Walking through the halls at MM, you ponder the job that lies ahead. Coming out of her office, Michelle spots you and heads in your direction.
“I’m so glad you’re here,” she says. “Have you settled into your office?”
“Yes,” you say. “I’m eager to get started.”
Michelle enters your office and takes a seat in a chair. “I’m scheduled to make a presentation to the board at the quarterly meeting next week. I know it’s short notice, but I was wondering if you could pull together a 30-minute presentation for them?” she asks.
“What would you like me to present?” you ask.
“As you know, you and Elena have been brought on to revitalize the product line for the company. Your role is to create a winning marketing plan that will allow us to capitalize on the new product that Elena is designing. The board would like you to discuss some of the issues that you will be considering as you develop the marketing plan for the new product. I know they’re especially interested in your thoughts on the global market.”

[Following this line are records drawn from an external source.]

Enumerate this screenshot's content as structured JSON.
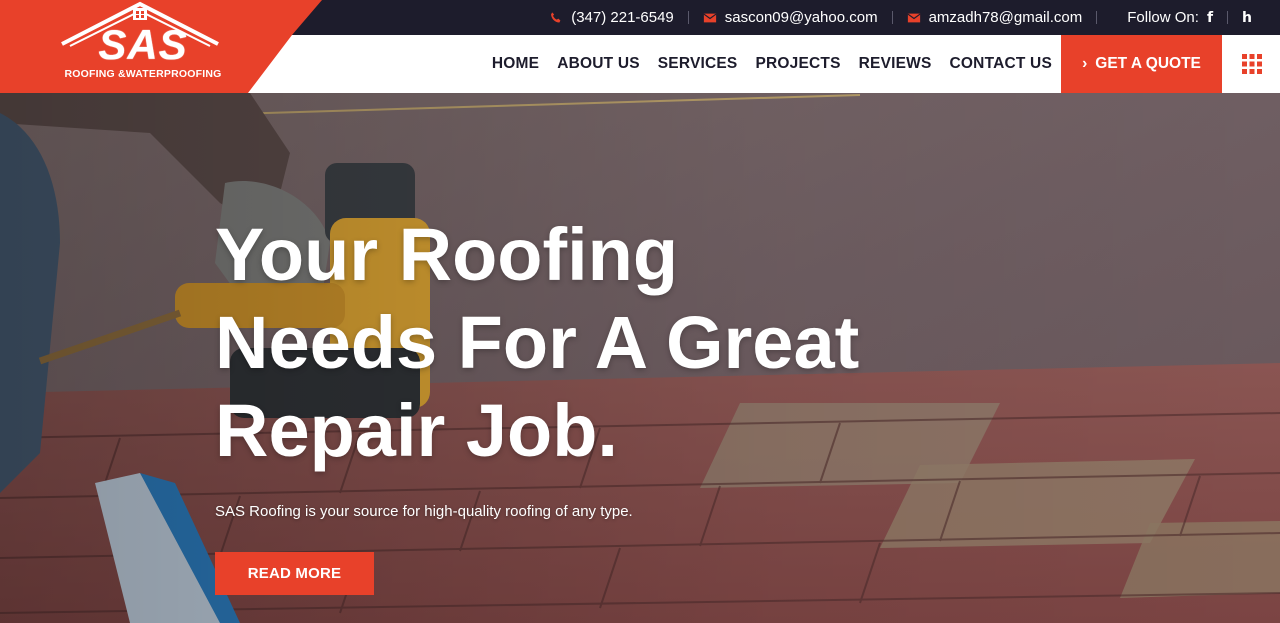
{
  "colors": {
    "accent": "#e8412a",
    "dark": "#1d1c2c",
    "white": "#ffffff"
  },
  "topbar": {
    "phone": "(347) 221-6549",
    "email1": "sascon09@yahoo.com",
    "email2": "amzadh78@gmail.com",
    "follow_label": "Follow On:",
    "social": [
      {
        "icon": "facebook-icon",
        "glyph": "f"
      },
      {
        "icon": "houzz-icon",
        "glyph": "h"
      }
    ]
  },
  "logo": {
    "name": "SAS",
    "tagline": "ROOFING &WATERPROOFING"
  },
  "nav": {
    "items": [
      "HOME",
      "ABOUT US",
      "SERVICES",
      "PROJECTS",
      "REVIEWS",
      "CONTACT US"
    ],
    "quote_label": "GET A QUOTE",
    "quote_arrow": "›"
  },
  "hero": {
    "title_lines": [
      "Your Roofing",
      "Needs For A Great",
      "Repair Job."
    ],
    "subtitle": "SAS Roofing is your source for high-quality roofing of any type.",
    "button_label": "READ MORE"
  }
}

“That sounds like a great idea,” you say.
Consider the environmental variables (i.e., technological, demographic, economic, political, and cultural variables) that you must include in your marketing plan, and answer the following:
- Which of the environmental factors do you feel is the most critical, and why?
- What might someone with an opposing viewpoint think is the most important?
- Given this opposing argument, how would you argue your opinion?
- What solutions should be considered as you seek to develop a sense of ownership of your plan?
- What solutions would you recommend to the board, and why?
- Is a compromise feasible?